Very charming, however this new twist caused enough confusion for the jury to return with a verdict of life imprisonment for both brothers. The Fergusons were sent to San Quentin to serve their life sentences. In 1974, Paul confessed to a journalist that it was he who killed Novarro. Because of that confession, Tom Ferguson was released on probation in 1976 and placed on a work furlough. He later violated the terms of his parole and was returned to prison but was released again several months later. In 1977 he was arrested again and sent to prison for a sexual offense. After being released, he failed to report to the local police as a sex offender and was returned to jail. Tom Ferguson died on March 6, 2005.
Paul Ferguson used his time in San Quentin to volunteer at the fire house and taking writing courses. In 1975 he won a $100 first prize for fiction from the P.E.N. Prison Writing Committee. Paul was paroled in 1978 and found work in construction and eventually moved to Missouri. In March 1989 he was arrested for rape and sodomy and sentence to 30 years in prison. He is currently serving out his sentence in Missouri and should be released in 2022. He will be 75 years old.
Thanks to Find a Death Friend Doug – here is a photograph of the delicious Paul Ferguson now. Karma’s a bitch.
One obituary for Novarro declared: “It was ex-star Ramon Novarro’s tragedy not to recognize two bad actors when he saw them.”
Thank you, Allan. We are so fortunate to have the author of Ramon Novarro’s biography contributing to Findadeath.com.
Please visit Allan’s blog – constantly updated with fascinating Hollywood information.
I didn’t want to soil Allan’s piece (heh) by intermingling the following foul text with his accurate account of this crime, but I do believe it’s necessary to address the fictional rumor created by poisonous Hollywood Babylon author Kenneth Anger.
This direct quote from the ridiculous book:
“the memory of Rudy (Valentino) was cherished by Ramon Novarro, who kept a black lead Art Deco dildo embellished with Valentino’s silver signature in a bedroom shrine. A present from Rudy. ”
Of the murder:
“The lead Art Deco dildo which Valentino had given him forty-five years earlier thrust down his throat.”
But here’s something true and cool – courtesy of my friend CC:
Did you know that Dave Navarro is named after Ramon Novarro? Tis true, CC says.
Turns out that Ramon was a family friend, and Dave was named in tribute.

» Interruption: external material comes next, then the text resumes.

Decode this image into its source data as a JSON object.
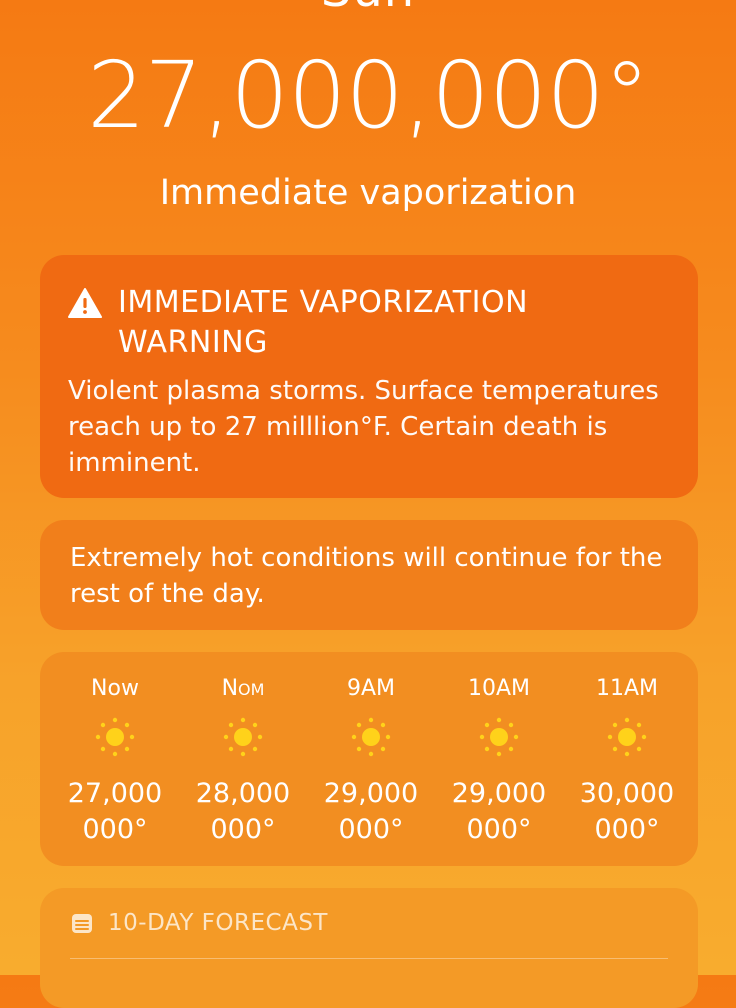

The spelling change was the result of a secretary’s typo at the studio. Evidently she misspelled the name and Dave was like, “Fuck it. Let’s just leave it like this.”